12/08/2008

Powerful Panels: ABC Warriors

ABC Warriors: The Black Hole is one of those comics that sums up these Powerful Panels posts. Every issue has at least one or two that force you to pause and take a closer look at what’s going on. Every panel gives the feeling that it could stand on its own and still have some meaning. It’s the equivalent of reading a book with all exclamation points or listening to Ghostface rap, rapid-fire details, ALL THE TIME.
Simon Bisley illustrates the most exciting issues. His art is a strange combination of extremely detailed realism with a cartoony surrealism. In the above panel you can see every wire on the robot, Mongrol, and every spike on the boot of the guy he’s crushing, but the tear of the woman, Lara, is exaggerated. This gives the indication of two separate worlds: the real world and the one inside Mongrol’s head.

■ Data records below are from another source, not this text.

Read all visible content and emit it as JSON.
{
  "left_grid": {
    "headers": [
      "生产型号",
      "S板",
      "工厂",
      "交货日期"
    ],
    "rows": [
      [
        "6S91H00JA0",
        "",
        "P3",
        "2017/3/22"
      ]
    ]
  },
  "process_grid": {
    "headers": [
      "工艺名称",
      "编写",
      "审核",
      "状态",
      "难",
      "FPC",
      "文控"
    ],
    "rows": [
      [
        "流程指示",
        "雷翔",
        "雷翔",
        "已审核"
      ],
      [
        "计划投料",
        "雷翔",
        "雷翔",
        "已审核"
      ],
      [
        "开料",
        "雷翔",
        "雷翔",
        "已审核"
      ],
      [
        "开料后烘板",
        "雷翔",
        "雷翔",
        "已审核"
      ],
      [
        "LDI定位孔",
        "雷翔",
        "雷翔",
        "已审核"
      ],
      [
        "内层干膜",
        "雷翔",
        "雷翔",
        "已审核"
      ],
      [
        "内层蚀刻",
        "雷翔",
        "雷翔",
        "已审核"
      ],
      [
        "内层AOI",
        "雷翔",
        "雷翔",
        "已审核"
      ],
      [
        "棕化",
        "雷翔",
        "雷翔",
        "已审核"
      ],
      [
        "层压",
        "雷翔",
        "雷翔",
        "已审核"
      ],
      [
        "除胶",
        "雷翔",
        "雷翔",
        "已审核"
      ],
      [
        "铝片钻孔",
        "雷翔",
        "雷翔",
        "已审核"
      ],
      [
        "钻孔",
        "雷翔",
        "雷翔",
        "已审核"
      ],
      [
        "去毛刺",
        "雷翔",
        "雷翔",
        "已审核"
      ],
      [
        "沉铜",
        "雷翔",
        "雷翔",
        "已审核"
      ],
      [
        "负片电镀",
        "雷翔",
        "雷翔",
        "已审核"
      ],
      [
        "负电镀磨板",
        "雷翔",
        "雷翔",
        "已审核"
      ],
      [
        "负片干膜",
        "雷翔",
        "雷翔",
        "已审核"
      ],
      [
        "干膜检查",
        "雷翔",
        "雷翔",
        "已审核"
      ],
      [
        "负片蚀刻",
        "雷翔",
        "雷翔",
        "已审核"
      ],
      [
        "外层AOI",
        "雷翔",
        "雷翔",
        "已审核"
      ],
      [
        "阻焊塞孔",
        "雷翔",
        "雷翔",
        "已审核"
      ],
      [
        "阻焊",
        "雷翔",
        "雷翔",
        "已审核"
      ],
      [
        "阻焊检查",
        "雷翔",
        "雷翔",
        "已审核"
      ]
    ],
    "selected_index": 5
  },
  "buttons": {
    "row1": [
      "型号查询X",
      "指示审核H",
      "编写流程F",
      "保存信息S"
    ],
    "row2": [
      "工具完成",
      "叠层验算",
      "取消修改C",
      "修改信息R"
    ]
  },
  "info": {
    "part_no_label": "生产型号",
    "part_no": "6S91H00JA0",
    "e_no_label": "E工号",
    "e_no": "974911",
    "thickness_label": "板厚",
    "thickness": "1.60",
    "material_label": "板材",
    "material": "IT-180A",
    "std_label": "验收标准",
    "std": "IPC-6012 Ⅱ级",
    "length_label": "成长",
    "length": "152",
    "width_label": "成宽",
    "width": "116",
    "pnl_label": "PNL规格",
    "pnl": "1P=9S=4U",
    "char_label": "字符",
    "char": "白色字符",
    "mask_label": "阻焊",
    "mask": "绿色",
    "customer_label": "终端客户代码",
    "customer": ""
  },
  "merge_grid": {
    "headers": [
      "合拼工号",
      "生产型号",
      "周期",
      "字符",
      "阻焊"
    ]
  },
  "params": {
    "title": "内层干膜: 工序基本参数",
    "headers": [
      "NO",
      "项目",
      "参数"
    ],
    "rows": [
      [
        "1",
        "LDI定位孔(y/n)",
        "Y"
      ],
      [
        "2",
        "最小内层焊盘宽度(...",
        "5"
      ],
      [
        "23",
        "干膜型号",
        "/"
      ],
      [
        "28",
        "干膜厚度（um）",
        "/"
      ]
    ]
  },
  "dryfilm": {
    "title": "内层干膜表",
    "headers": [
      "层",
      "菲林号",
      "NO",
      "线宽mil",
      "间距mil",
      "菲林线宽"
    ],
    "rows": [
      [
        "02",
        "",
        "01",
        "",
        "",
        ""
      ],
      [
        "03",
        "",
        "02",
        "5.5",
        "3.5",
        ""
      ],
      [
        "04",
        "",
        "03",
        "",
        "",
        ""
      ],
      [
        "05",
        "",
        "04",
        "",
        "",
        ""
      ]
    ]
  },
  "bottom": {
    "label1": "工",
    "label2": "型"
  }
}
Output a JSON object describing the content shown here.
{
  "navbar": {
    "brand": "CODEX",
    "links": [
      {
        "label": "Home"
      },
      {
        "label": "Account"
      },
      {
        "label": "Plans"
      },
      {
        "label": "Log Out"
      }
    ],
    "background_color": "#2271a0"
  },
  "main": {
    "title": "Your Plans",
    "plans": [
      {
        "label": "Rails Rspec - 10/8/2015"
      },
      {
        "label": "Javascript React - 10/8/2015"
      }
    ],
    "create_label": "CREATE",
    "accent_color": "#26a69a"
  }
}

The writing has the same weird contrast as the art. It’s extremely detailed, giving you way more information than you need to know, but the plot and characters are like something someone wrote in middle school. The art is really what keeps you turning the page. It fills gives meaning to what is being described. We know that Lara is always in Mongrol’s thoughts but having her hair as the background of the panel gives the thought a visceral quality.
A technique that Bisley employs with great effectiveness is the use of shadow. He blacks out the entire background so that only the characters are visible. It’s especially effective because so many of the panels are jammed with detail that it immediately stands out. The battle freezes and we are forced to focus on the act of the panel. It wouldn't be nearly as significant if you were just reading the text. The two characters haven’t known each other for long enough for it to really mean anything to the reader, but the strangeness of this panel and its black background makes it tangible.

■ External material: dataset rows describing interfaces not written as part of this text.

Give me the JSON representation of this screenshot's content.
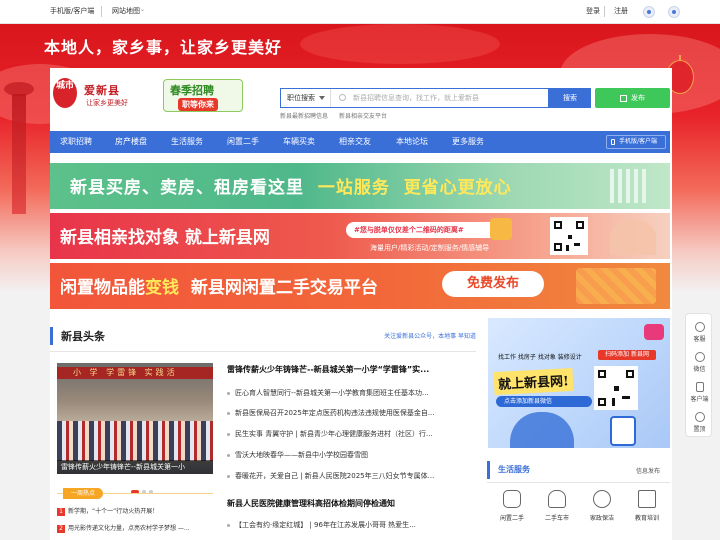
{
  "topbar": {
    "mobile": "手机版/客户端",
    "sitemap": "网站地图",
    "login": "登录",
    "register": "注册"
  },
  "hero": {
    "slogan": "本地人，家乡事，让家乡更美好"
  },
  "logo": {
    "badge": "城市",
    "name": "爱新县",
    "sub": "让家乡更美好"
  },
  "spring": {
    "title": "春季招聘",
    "tag": "职等你来"
  },
  "search": {
    "category": "职位搜索",
    "placeholder": "新县招聘信息查询，找工作，就上爱新县",
    "button": "搜索",
    "publish": "发布",
    "hint1": "新县最新招聘信息",
    "hint2": "新县相亲交友平台"
  },
  "nav": {
    "items": [
      "求职招聘",
      "房产楼盘",
      "生活服务",
      "闲置二手",
      "车辆买卖",
      "相亲交友",
      "本地论坛",
      "更多服务"
    ],
    "mobile": "手机版/客户端"
  },
  "banners": {
    "b1_part1": "新县买房、卖房、租房看这里",
    "b1_part2": "一站服务",
    "b1_part3": "更省心更放心",
    "b2_title": "新县相亲找对象 就上新县网",
    "b2_pill": "#您与脱单仅仅差个二维码的距离#",
    "b2_sub": "海量用户/精彩活动/定制服务/情感辅导",
    "b3_part1": "闲置物品能",
    "b3_part2": "变钱",
    "b3_part3": "新县网闲置二手交易平台",
    "b3_free": "免费发布"
  },
  "headlines": {
    "title": "新县头条",
    "follow": "关注爱新县公众号，本地事 早知道",
    "photo_banner": "小 学 学雷锋 实践活",
    "photo_caption": "雷锋传薪火少年铸锋芒--新县城关第一小",
    "hot_badge": "一周热点",
    "hot": [
      {
        "n": "1",
        "text": "新学期，“十个一”行动火热开展！"
      },
      {
        "n": "2",
        "text": "用光影传递文化力量，点亮农村学子梦想 —..."
      }
    ],
    "news": [
      {
        "text": "雷锋传薪火少年铸锋芒--新县城关第一小学“学雷锋”实...",
        "bold": true
      },
      {
        "text": "匠心育人智慧同行--新县城关第一小学教育集团班主任基本功...",
        "bold": false
      },
      {
        "text": "新县医保局召开2025年定点医药机构违法违规使用医保基金自...",
        "bold": false
      },
      {
        "text": "民生实事 青翼守护 | 新县青少年心理健康服务进村（社区）行...",
        "bold": false
      },
      {
        "text": "雪沃大地映春华——新县中小学校园春雪图",
        "bold": false
      },
      {
        "text": "春暖花开，关爱自己 | 新县人民医院2025年三八妇女节专属体...",
        "bold": false
      },
      {
        "text": "新县人民医院健康管理科高招体检期间停检通知",
        "bold": true
      },
      {
        "text": "【工会有约·缘定红城】 | 96年在江苏发展小哥哥 热爱生...",
        "bold": false
      }
    ]
  },
  "ad": {
    "top": "找工作 找房子 找对象 装修设计",
    "badge": "扫码添加 新县网",
    "big": "就上新县网!",
    "blue": "点击添加新县微信"
  },
  "life": {
    "title": "生活服务",
    "more": "信息发布",
    "items": [
      "闲置二手",
      "二手车市",
      "家政保洁",
      "教育培训"
    ]
  },
  "float": {
    "items": [
      "客服",
      "微信",
      "客户端",
      "置顶"
    ]
  },
  "colors": {
    "brand_red": "#d8232a",
    "primary_blue": "#3a6fd8",
    "publish_green": "#3fc85a"
  }
}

This page uses all of the techniques: the baby is cartoony, the robot is detailed, and the last panels background is black. The death of the babby has a particularly uneasy effect because it happens off-panel. We’ve already seen so much violence that it’s really kind of stunning when we don’t see this death. The issues are in the super-short 2000AD magazine format so everything is dense and rushed. When the comic slow things down and focuses on a moment or a specific action it’s super effective.

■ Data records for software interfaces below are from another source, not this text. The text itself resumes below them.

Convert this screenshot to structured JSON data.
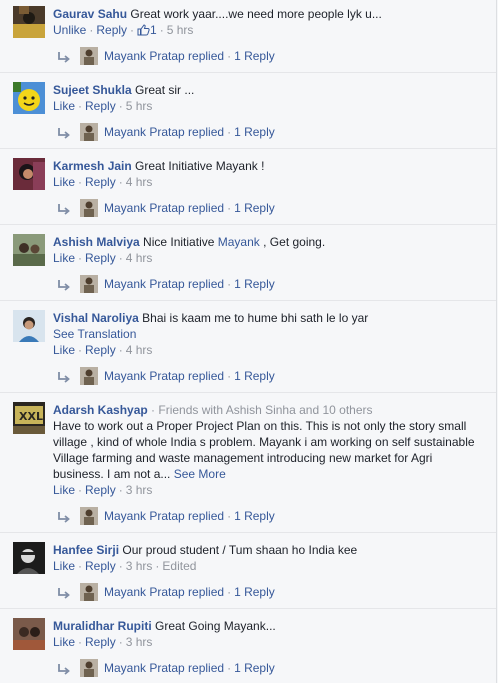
{
  "comments": [
    {
      "author": "Gaurav Sahu",
      "text": "Great work yaar....we need more people lyk u...",
      "actions": {
        "like": "Unlike",
        "reply": "Reply",
        "likes": "1",
        "time": "5 hrs"
      },
      "reply": {
        "name": "Mayank Pratap replied",
        "count": "1 Reply"
      }
    },
    {
      "author": "Sujeet Shukla",
      "text": "Great sir ...",
      "actions": {
        "like": "Like",
        "reply": "Reply",
        "time": "5 hrs"
      },
      "reply": {
        "name": "Mayank Pratap replied",
        "count": "1 Reply"
      }
    },
    {
      "author": "Karmesh Jain",
      "text": "Great Initiative Mayank !",
      "actions": {
        "like": "Like",
        "reply": "Reply",
        "time": "4 hrs"
      },
      "reply": {
        "name": "Mayank Pratap replied",
        "count": "1 Reply"
      }
    },
    {
      "author": "Ashish Malviya",
      "text_before": "Nice Initiative",
      "mention": "Mayank",
      "text_after": ", Get going.",
      "actions": {
        "like": "Like",
        "reply": "Reply",
        "time": "4 hrs"
      },
      "reply": {
        "name": "Mayank Pratap replied",
        "count": "1 Reply"
      }
    },
    {
      "author": "Vishal Naroliya",
      "text": "Bhai is kaam me to hume bhi sath le lo yar",
      "see_translation": "See Translation",
      "actions": {
        "like": "Like",
        "reply": "Reply",
        "time": "4 hrs"
      },
      "reply": {
        "name": "Mayank Pratap replied",
        "count": "1 Reply"
      }
    },
    {
      "author": "Adarsh Kashyap",
      "friends": "· Friends with Ashish Sinha and 10 others",
      "text": "Have to work out a Proper Project Plan on this. This is not only the story small village , kind of whole India s problem. Mayank i am working on self sustainable Village farming and waste management introducing new market for Agri business. I am not a...",
      "see_more": "See More",
      "actions": {
        "like": "Like",
        "reply": "Reply",
        "time": "3 hrs"
      },
      "reply": {
        "name": "Mayank Pratap replied",
        "count": "1 Reply"
      }
    },
    {
      "author": "Hanfee Sirji",
      "text": "Our proud student / Tum shaan ho India kee",
      "actions": {
        "like": "Like",
        "reply": "Reply",
        "time": "3 hrs",
        "edited": "Edited"
      },
      "reply": {
        "name": "Mayank Pratap replied",
        "count": "1 Reply"
      }
    },
    {
      "author": "Muralidhar Rupiti",
      "text": "Great Going Mayank...",
      "actions": {
        "like": "Like",
        "reply": "Reply",
        "time": "3 hrs"
      },
      "reply": {
        "name": "Mayank Pratap replied",
        "count": "1 Reply"
      }
    }
  ],
  "colors": {
    "link": "#365899",
    "meta": "#90949c",
    "text": "#1d2129",
    "background": "#f6f7f9"
  },
  "icons": {
    "reply_arrow": "reply-arrow-icon",
    "like_thumb": "thumbs-up-icon"
  }
}
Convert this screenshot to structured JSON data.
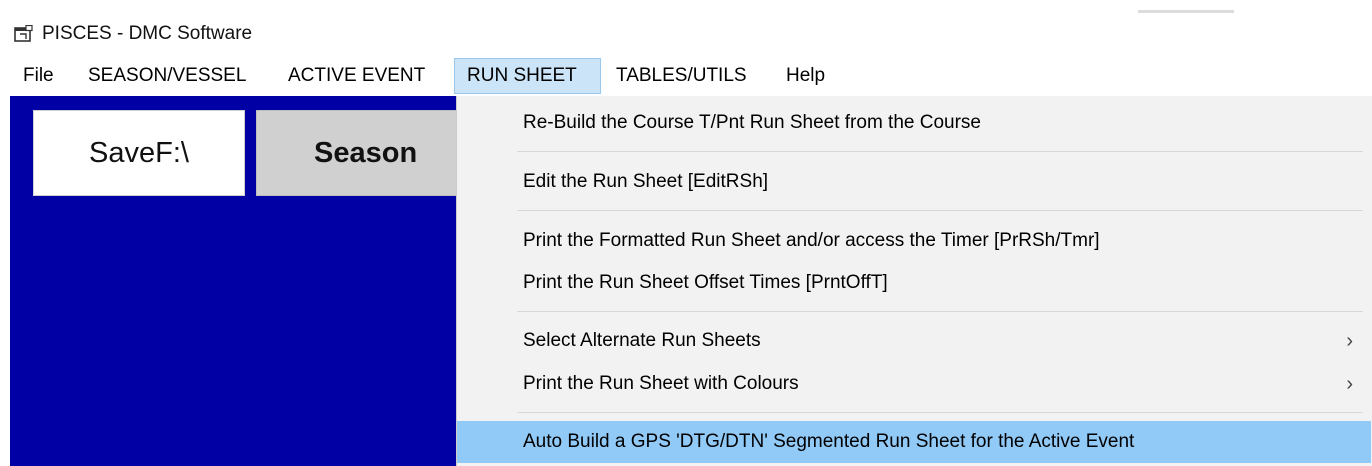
{
  "window": {
    "title": "PISCES - DMC Software",
    "icon": "app-window-icon"
  },
  "menubar": {
    "items": [
      {
        "label": "File"
      },
      {
        "label": "SEASON/VESSEL"
      },
      {
        "label": "ACTIVE EVENT"
      },
      {
        "label": "RUN SHEET",
        "active": true
      },
      {
        "label": "TABLES/UTILS"
      },
      {
        "label": "Help"
      }
    ]
  },
  "workspace": {
    "background": "#0000a4",
    "buttons": [
      {
        "label": "SaveF:\\"
      },
      {
        "label": "Season"
      }
    ]
  },
  "run_sheet_menu": {
    "highlight_color": "#91c9f7",
    "items": [
      {
        "label": "Re-Build the Course T/Pnt Run Sheet from the Course"
      },
      {
        "label": "Edit the Run Sheet  [EditRSh]"
      },
      {
        "label": "Print the Formatted Run Sheet and/or access the Timer  [PrRSh/Tmr]"
      },
      {
        "label": "Print the Run Sheet Offset Times  [PrntOffT]"
      },
      {
        "label": "Select Alternate Run Sheets",
        "submenu": true,
        "icon": "chevron-right-icon"
      },
      {
        "label": "Print the Run Sheet with Colours",
        "submenu": true,
        "icon": "chevron-right-icon"
      },
      {
        "label": "Auto Build a GPS 'DTG/DTN' Segmented Run Sheet for the Active Event",
        "highlighted": true
      }
    ],
    "chevron_glyph": "›"
  }
}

4 comments:

Anonymous said...

abc warriors is great. when i was in middle school i bought a run of like 60 issues of 2000 AD on ebay, and it included the whole "black hole" storyline and simon bisley's stuff blew my mind.

Brandon G said...

I really like how dense the storytelling on ABC is, like 12
Bendis comics per page.

And it's so metal.

Karen Peltier said...

WE'LL NEVER KNOW HOW THAT BABBY IS UNFORMED

Jesse Reese said...

Thanks for the comments guys.

I feel like middle school would be the perfect time to read ABC Warriors, although I love it now anways.

BG-
I really think the density comes from the 2000AD 8 page format. It makes writers/stories so good.

literally metal. haha.

K-
I don't really even want to know how that babby was formed!